I recently attended a lecture by a distinguished man of letters. A poet, novelist, playwright and literary critic, this man also edits journals, directs literary festivals, collaborates on documentary projects, teaches full time at a university and is raising a family. When an audience member asked how he managed to find the time for all these things, he said, "Everything I do is in the interests of making time for my true passion: watching TV."
He was addicted, he said, to
There may have been some self-deprecating hyperbole at work (is it physically, mentally or even temporally possible to watch all 60 episodes of "The Wire" in a single, two-day weekend?), but from where I sat — in an auditorium, hoping that my home DVR was recording
And that means we can binge watch. Parodied to hilarious effect on
The outburst was timed to Sunday's season premiere of

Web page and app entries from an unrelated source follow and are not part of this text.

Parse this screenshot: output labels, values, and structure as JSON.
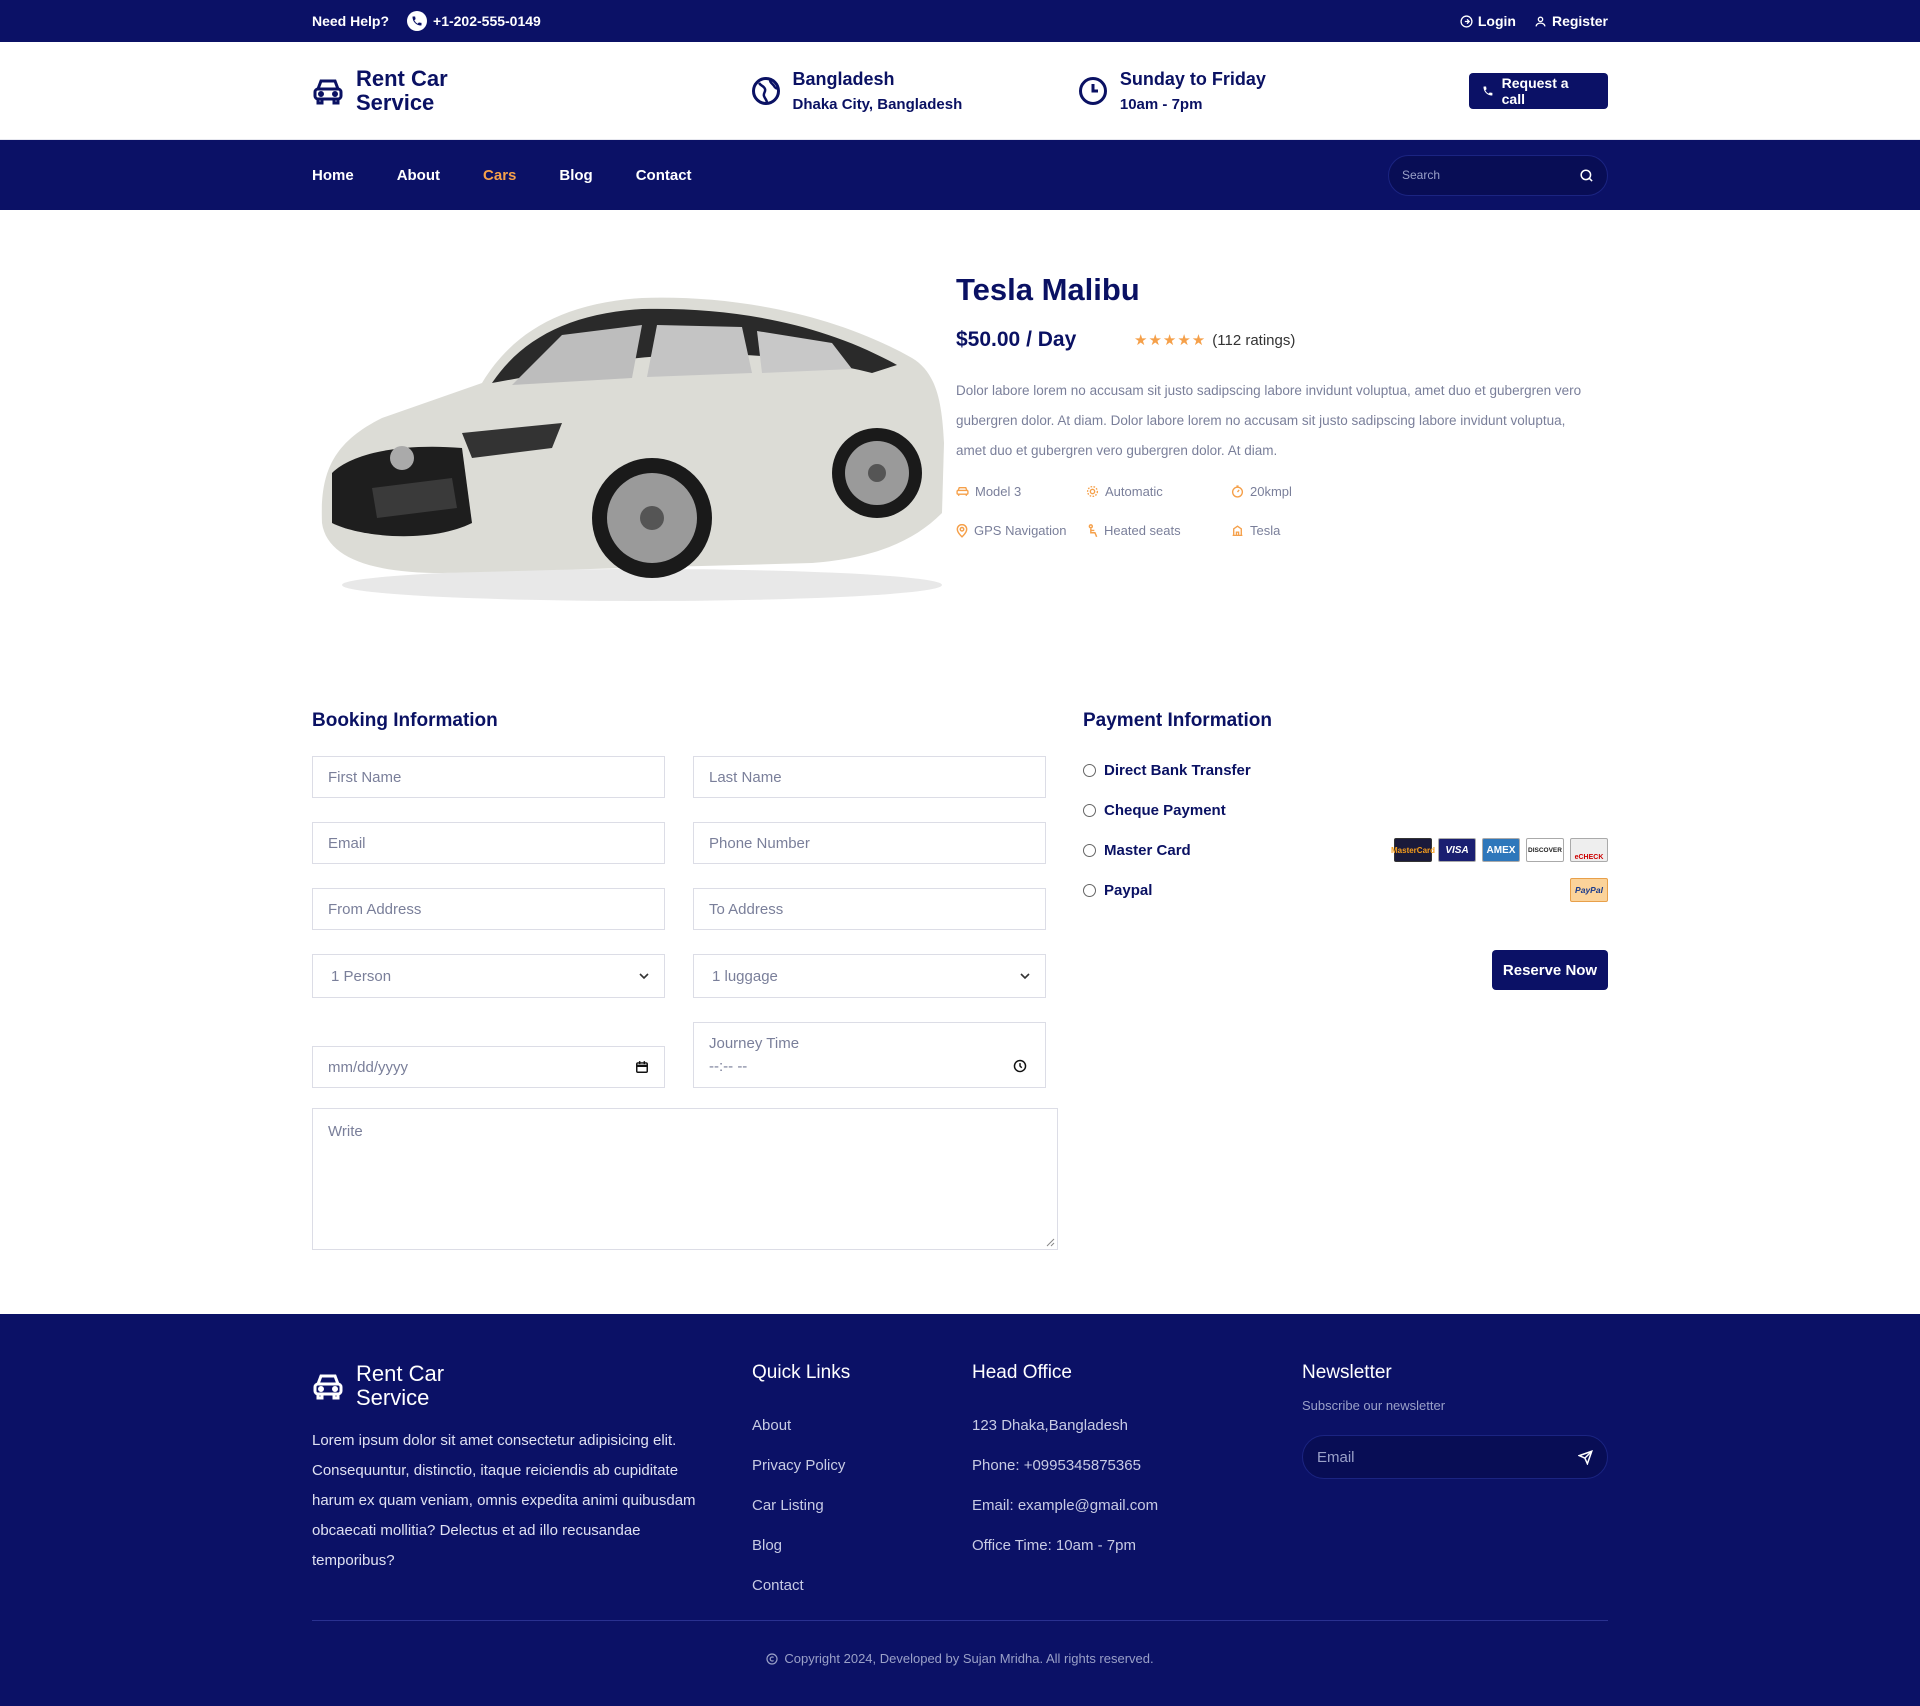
{
  "topbar": {
    "need_help": "Need Help?",
    "phone": "+1-202-555-0149",
    "login": "Login",
    "register": "Register"
  },
  "header": {
    "logo_line1": "Rent Car",
    "logo_line2": "Service",
    "location_title": "Bangladesh",
    "location_sub": "Dhaka City, Bangladesh",
    "hours_title": "Sunday to Friday",
    "hours_sub": "10am - 7pm",
    "call_button": "Request a call"
  },
  "nav": {
    "items": [
      "Home",
      "About",
      "Cars",
      "Blog",
      "Contact"
    ],
    "active": "Cars",
    "search_placeholder": "Search"
  },
  "product": {
    "name": "Tesla Malibu",
    "price": "$50.00 / Day",
    "rating": 5,
    "stars": "★★★★★",
    "ratings_text": "(112 ratings)",
    "description": "Dolor labore lorem no accusam sit justo sadipscing labore invidunt voluptua, amet duo et gubergren vero gubergren dolor. At diam. Dolor labore lorem no accusam sit justo sadipscing labore invidunt voluptua, amet duo et gubergren vero gubergren dolor. At diam.",
    "features": [
      {
        "icon": "car-icon",
        "label": "Model 3"
      },
      {
        "icon": "gear-icon",
        "label": "Automatic"
      },
      {
        "icon": "gauge-icon",
        "label": "20kmpl"
      },
      {
        "icon": "location-pin-icon",
        "label": "GPS Navigation"
      },
      {
        "icon": "seat-icon",
        "label": "Heated seats"
      },
      {
        "icon": "building-icon",
        "label": "Tesla"
      }
    ]
  },
  "booking": {
    "title": "Booking Information",
    "first_name": "First Name",
    "last_name": "Last Name",
    "email": "Email",
    "phone": "Phone Number",
    "from_address": "From Address",
    "to_address": "To Address",
    "persons": "1 Person",
    "luggage": "1 luggage",
    "date": "mm/dd/yyyy",
    "journey_time_label": "Journey Time",
    "journey_time_value": "--:-- --",
    "write": "Write"
  },
  "payment": {
    "title": "Payment Information",
    "options": [
      "Direct Bank Transfer",
      "Cheque Payment",
      "Master Card",
      "Paypal"
    ],
    "cards": [
      "MasterCard",
      "VISA",
      "AMEX",
      "DISCOVER",
      "eCHECK"
    ],
    "paypal": "PayPal",
    "reserve_button": "Reserve Now"
  },
  "footer": {
    "logo_line1": "Rent Car",
    "logo_line2": "Service",
    "about": "Lorem ipsum dolor sit amet consectetur adipisicing elit. Consequuntur, distinctio, itaque reiciendis ab cupiditate harum ex quam veniam, omnis expedita animi quibusdam obcaecati mollitia? Delectus et ad illo recusandae temporibus?",
    "quick_links_title": "Quick Links",
    "quick_links": [
      "About",
      "Privacy Policy",
      "Car Listing",
      "Blog",
      "Contact"
    ],
    "head_office_title": "Head Office",
    "head_office": [
      "123 Dhaka,Bangladesh",
      "Phone: +0995345875365",
      "Email: example@gmail.com",
      "Office Time: 10am - 7pm"
    ],
    "newsletter_title": "Newsletter",
    "newsletter_sub": "Subscribe our newsletter",
    "newsletter_placeholder": "Email",
    "copyright": "Copyright 2024, Developed by Sujan Mridha. All rights reserved."
  },
  "colors": {
    "primary": "#0b1166",
    "accent": "#f5a04a"
  }
}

Pagels, it should be said, thoroughly argued his case (complete with bullet points). But then so did Garfield — big gulps or weekly sips, each has its benefits and drawbacks. We all know that. So why, other than his slightly sanctimonious tone, did Pagels touch such a nerve?
Because binge watching is code for something else entirely. It's a way to distinguish highbrow from lowbrow.
You rarely hear someone brag about watching 16 straight episodes of "Melrose Place." Binges are for the stuff that gets recapped on culture blogs, that finds its way into academic papers with names like "'24,' 'Lost,'and
Marathon TV also takes effort. It distinguishes its practitioners (at least in their own minds) from the casual, passive viewer and turns TV watching into an act of agency, like reading a Russian novel or running an actual marathon. As a result, it turns something that was once a source of shame — prolonged couch potato-dom — into not just a badge of honor but membership in a club.
And one to which even a man of letters will admit paying his dues. Speaking of that, I'm taking next week off. I've got a 53-hour appointment with